However, despite everything that is different, there are some things that stay the same no matter what.
For instance, the feeling everyone in this room had walking in the first day of high school, nervous, excited, entering a new building where we expected every high school cliche to be awaiting, watching the cool upperclassmen stride around like they owned the place. The feeling on the first day of school of this year, when we realized we were now those upperclassmen, although the ‘cool’ part remains up for debate. The memories of every activity or event: football games under the lights, trying to come up with creative outfits for every themed sporting event, the excitement of getting all done up for homecoming or prom.
Of course, the day to day rigors of a high school education haven’t changed either: trudging in through the main hallway at no faster than a shuffle, tired and dreading the oncoming day. Weekends debating why everything in this area is closed by 8 p.m., and resorting once again to loitering around the Giant Eagle parking lot. Still, there were always classes to make the day bearable, teachers who could make anything exciting, times with people who could make anything funny in the way that only people you’ve known most of your life can.
Naturally, those people may be what we remember most. Teachers that talked to us like adults, who were funny, who made us feel like our opinion mattered. Friends and acquaintances who have stuck with us through our worst times and best, who have grown with us and helped us grow, and we’ve known so long that a world without them seems foreign.

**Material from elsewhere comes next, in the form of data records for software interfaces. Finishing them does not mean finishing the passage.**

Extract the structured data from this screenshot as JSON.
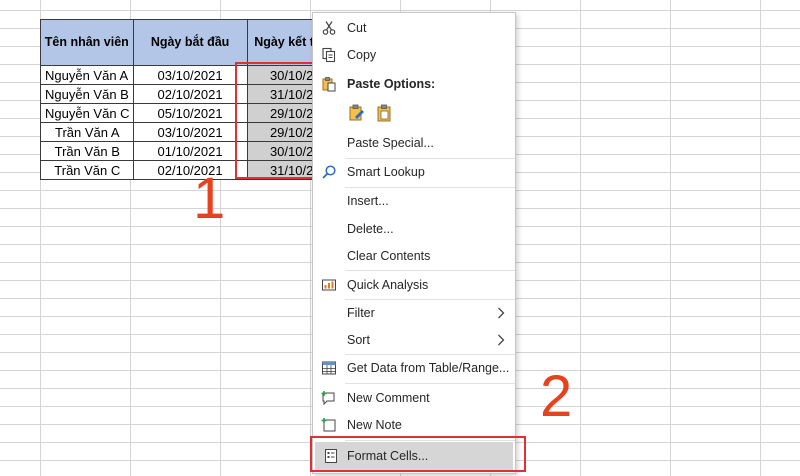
{
  "table": {
    "headers": [
      "Tên nhân viên",
      "Ngày bắt đầu",
      "Ngày kết t"
    ],
    "rows": [
      [
        "Nguyễn Văn A",
        "03/10/2021",
        "30/10/20"
      ],
      [
        "Nguyễn Văn B",
        "02/10/2021",
        "31/10/20"
      ],
      [
        "Nguyễn Văn C",
        "05/10/2021",
        "29/10/20"
      ],
      [
        "Trần Văn A",
        "03/10/2021",
        "29/10/20"
      ],
      [
        "Trần Văn B",
        "01/10/2021",
        "30/10/20"
      ],
      [
        "Trần Văn C",
        "02/10/2021",
        "31/10/20"
      ]
    ]
  },
  "annotations": {
    "step1": "1",
    "step2": "2"
  },
  "menu": {
    "cut": "Cut",
    "copy": "Copy",
    "paste_options": "Paste Options:",
    "paste_special": "Paste Special...",
    "smart_lookup": "Smart Lookup",
    "insert": "Insert...",
    "delete": "Delete...",
    "clear_contents": "Clear Contents",
    "quick_analysis": "Quick Analysis",
    "filter": "Filter",
    "sort": "Sort",
    "get_data": "Get Data from Table/Range...",
    "new_comment": "New Comment",
    "new_note": "New Note",
    "format_cells": "Format Cells..."
  },
  "colors": {
    "header_fill": "#b4c6e7",
    "selection_fill": "#d0d0d0",
    "highlight_red": "#e03030",
    "step_number": "#e8411e",
    "menu_hover": "#d6d6d6"
  }
}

All of these things are important, but I want us to remember the small things too, the little details that remain so constant we take them for granted, that make Bainbridge and Auburn our home, the moments and feelings that are hard to put into words. For instance: the eerie glow of the school hallways early in the morning or late at night; coming home to the smell of dinner; driving around with friends listening to embarrassing music, singing like no one can hear you; the pink and orange of the sunrise over the school each morning; the maple tree you used to climb as a kid; your parents and siblings only a short drive away; the smell of a summer bonfire clinging to your shirt; speeding down green country roads in the summer, your favorite song playing, the windows down.
There are a million things we take for granted for their seemingly permanent nature, and in several months, many of those things will disappear. We have changed–are changing–as much as the outside world ever will. Nonetheless, like those before us we will walk out of those doors in under an hour, proud Kenston alumni, and enter the next chapter of our lives in an attempt to prove the worth of ourselves and our generation.
As the time draws nearer for us to walk across that stage and share our final experience as a high school class, as this final summer ends, as we all face that scary future known as adulthood, I will make no assumptions as to what will happen to the wider world or to us. But, if I’ve learned anything over the past eighteen years, I know that we, the class of 2017, are up to any challenge thrown at us. And while we may stumble and misstep, I know that all of us will recover from those mistakes, because each of us has the capacity for greatness beyond any of our wildest dreams. I can say for sure that the world will continue to change, but now, we will be a driving force in that change ourselves. I thank you for being my classmates, and I can’t wait to see us all change the world.